Hey fellow students! I want to share some thoughts with you today about submitting your work to juried shows. As a recent graduate, I just went through the process and was accepted to my first juried show! Believe me, I know, finding calls and submitting your work is not easy. You have to research the juror and the kind of images they like as well as whether your photographs fit the theme of the call for entries. Then you have to find your artist statement and biography somewhere on your hard drive. Did you even write a biography yet? Next, resize your image files to whatever size the call for entries requires. Pay $35 and wait not-so-patiently to receive a kindly worded rejection letter or email. On the other hand, if you get in, you have to price, frame, ship and return ship the work, and not even sell anything. Honestly, why do we even do this?
Seeing your work on the wall is a great feeling.
The first reason, and the simplest is that there is NOTHING like seeing your work up on a gallery wall. I mean it, nothing. Many of us tell ourselves…. “I make work for myself, as an outlet. I don’t make pictures for other people.” This is noble and brave to say, but there is something much more gratifying and beautiful about putting what feels like a small piece of yourself up on a wall in a gallery for other people to examine.

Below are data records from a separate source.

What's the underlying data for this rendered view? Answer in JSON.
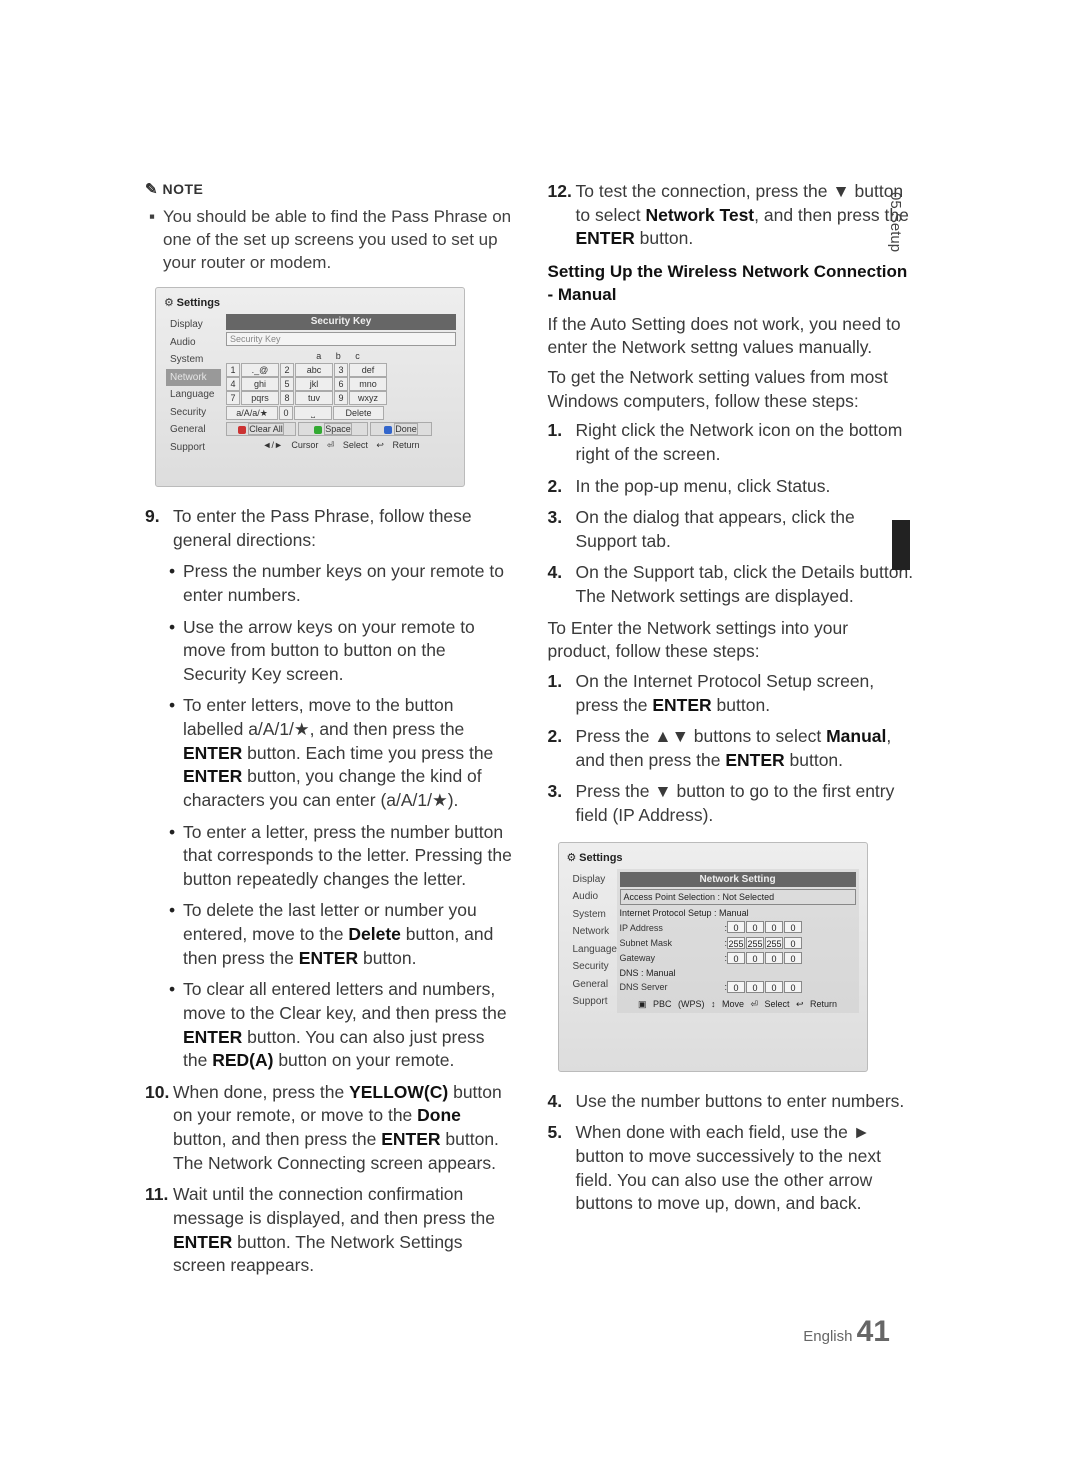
{
  "note": {
    "head": "NOTE",
    "icon": "✎",
    "bullet_sq": "▪",
    "text": "You should be able to find the Pass Phrase on one of the set up screens you used to set up your router or modem."
  },
  "screenshot1": {
    "settings_label": "Settings",
    "side": [
      "Display",
      "Audio",
      "System",
      "Network",
      "Language",
      "Security",
      "General",
      "Support"
    ],
    "active_idx": 3,
    "title": "Security Key",
    "input_placeholder": "Security Key",
    "abc_head": "a   b   c",
    "keys": [
      [
        "1",
        "._@",
        "2",
        "abc",
        "3",
        "def"
      ],
      [
        "4",
        "ghi",
        "5",
        "jkl",
        "6",
        "mno"
      ],
      [
        "7",
        "pqrs",
        "8",
        "tuv",
        "9",
        "wxyz"
      ]
    ],
    "row2": [
      "a/A/a/★",
      "0",
      "⎵",
      "Delete"
    ],
    "row3": {
      "clear": "Clear All",
      "space": "Space",
      "done": "Done"
    },
    "footer": "◄/► Cursor    ⏎ Select    ↩ Return"
  },
  "left_steps": {
    "s9_num": "9.",
    "s9": "To enter the Pass Phrase, follow these general directions:",
    "b1": "Press the number keys on your remote to enter numbers.",
    "b2": "Use the arrow keys on your remote to move from button to button on the Security Key screen.",
    "b3a": "To enter letters, move to the button labelled a/A/1/★, and then press the ",
    "b3b": "ENTER",
    "b3c": " button. Each time you press the ",
    "b3d": "ENTER",
    "b3e": " button, you change the kind of characters you can enter (a/A/1/★).",
    "b4": "To enter a letter, press the number button that corresponds to the letter. Pressing the button repeatedly changes the letter.",
    "b5a": "To delete the last letter or number you entered, move to the ",
    "b5b": "Delete",
    "b5c": " button, and then press the ",
    "b5d": "ENTER",
    "b5e": " button.",
    "b6a": "To clear all entered letters and numbers, move to the Clear key, and then press the ",
    "b6b": "ENTER",
    "b6c": " button. You can also just press the ",
    "b6d": "RED(A)",
    "b6e": " button on your remote.",
    "s10_num": "10.",
    "s10a": "When done, press the ",
    "s10b": "YELLOW(C)",
    "s10c": " button on your remote, or move to the ",
    "s10d": "Done",
    "s10e": " button, and then press the ",
    "s10f": "ENTER",
    "s10g": " button. The Network Connecting screen appears.",
    "s11_num": "11.",
    "s11a": "Wait until the connection confirmation message is displayed, and then press the ",
    "s11b": "ENTER",
    "s11c": " button. The Network Settings screen reappears."
  },
  "right_steps": {
    "s12_num": "12.",
    "s12a": "To test the connection, press the ▼ button to select ",
    "s12b": "Network Test",
    "s12c": ", and then press the ",
    "s12d": "ENTER",
    "s12e": " button.",
    "head": "Setting Up the Wireless Network Connection - Manual",
    "p1": "If the Auto Setting does not work, you need to enter the Network settng values manually.",
    "p2": "To get the Network setting values from most Windows computers, follow these steps:",
    "m1_num": "1.",
    "m1": "Right click the Network icon on the bottom right of the screen.",
    "m2_num": "2.",
    "m2": "In the pop-up menu, click Status.",
    "m3_num": "3.",
    "m3": "On the dialog that appears, click the Support tab.",
    "m4_num": "4.",
    "m4": "On the Support tab, click the Details button. The Network settings are displayed.",
    "p3": "To Enter the Network settings into your product, follow these steps:",
    "e1_num": "1.",
    "e1a": "On the Internet Protocol Setup screen, press the ",
    "e1b": "ENTER",
    "e1c": " button.",
    "e2_num": "2.",
    "e2a": "Press the ▲▼ buttons to select ",
    "e2b": "Manual",
    "e2c": ", and then press the ",
    "e2d": "ENTER",
    "e2e": " button.",
    "e3_num": "3.",
    "e3a": "Press the ▼ button to go to the first entry field (IP Address).",
    "f4_num": "4.",
    "f4": "Use the number buttons to enter numbers.",
    "f5_num": "5.",
    "f5": "When done with each field, use the ► button to move successively to the next field. You can also use the other arrow buttons to move up, down, and back."
  },
  "screenshot2": {
    "settings_label": "Settings",
    "side": [
      "Display",
      "Audio",
      "System",
      "Network",
      "Language",
      "Security",
      "General",
      "Support"
    ],
    "title": "Network Setting",
    "ap_row": "Access Point Selection  : Not Selected",
    "ip_row": "Internet Protocol Setup  : Manual",
    "rows": [
      {
        "lbl": "IP Address",
        "vals": [
          "0",
          "0",
          "0",
          "0"
        ]
      },
      {
        "lbl": "Subnet Mask",
        "vals": [
          "255",
          "255",
          "255",
          "0"
        ]
      },
      {
        "lbl": "Gateway",
        "vals": [
          "0",
          "0",
          "0",
          "0"
        ]
      }
    ],
    "dns_row": "DNS                          : Manual",
    "dns_server": {
      "lbl": "DNS Server",
      "vals": [
        "0",
        "0",
        "0",
        "0"
      ]
    },
    "footer": "▣ PBC (WPS)   ↕ Move   ⏎ Select   ↩ Return"
  },
  "side_tab": "05   Setup",
  "footer": {
    "lang": "English",
    "page": "41"
  }
}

You will learn about your work
Whether they “get it” or not, opening up yourself to other people is rewarding. They will see things about your images that you had no idea is in them or point out things you could have done better. Both of these experiences make you a better artist. Talking about your work with jurors, gallery owners and the general public is one of the best ways to feel more confident in your work and your ideas. You’ll meet people along the way that become your fans, and hopefully collectors. When a curator enjoys working with you, they will remember you and your work for future exhibitions. That level of personal engagement is valuable to your art career.
Sometimes you won’t be accepted to the show
If you don’t get into the show, just remember rejection is a normal part of being an artist. You work isn’t going to fit every show or strike every juror’s fancy. Sometimes the competition is fierce. Don’t take it personally. Keep making work. Keep submitting your work and putting yourself out there.
Tips and advice
Follow the call for entries to the letter. Some shows are so competitive that the slightest deviation on your part from the requirements will immediately disqualify you.
Be sure to have someone read your artist statement and biography to give you feedback.
Pay attention to deadlines so that you don’t over-commit yourself.
Research new shows you haven’t heard about before. Be sure that the show, the gallery, the juror are all reputable and that the submission fee isn’t too outrageous. (More on that in another post)
Use an inventory application to manage your submissions like PhotoWorkflo. I’m not joking, and I realize this is a shameless plug. BUT before PhotoWorkflo was up and running I had one body of work. I had two photos chosen for a local art show and was super excited about it. I went to grab those framed pieces out of my bedroom closet (which is not where you should store your work, by the way), and realized that one of the images wasn’t there, it was hanging in the lab at my alma mater for an alumni show. I had ONE BODY OF WORK, and I couldn’t keep track of it. PhotoWorkflo keeps track of this stuff for you, so you don’t have to email the lab manager and say, “Hey do you still have this picture, and can I get it back in time for this other show?” Instead of not knowing where the print is located, you can see on your dashboard where your pieces are, and when they are being returned to you. Win win.
My favorite feature is the ability to keep all your artist statements and documents in one place. This makes it easy to create a nice little zip file with all the documents and images needed for a particular submission. In the future, PhotoWorkflo plans to roll out a call for entry feature on the site that allows you to find out what shows are looking for work. All of this in the same place. Pretty cool.
So fellow students and recent graduates, don’t be afraid to put yourself out there and submit your work to juried shows. Pick shows you know well, or others recommend to you, select jurors that you think might respond to your photographs, and make sure you follow all the call requirements and deadlines to give yourself the best chance for success.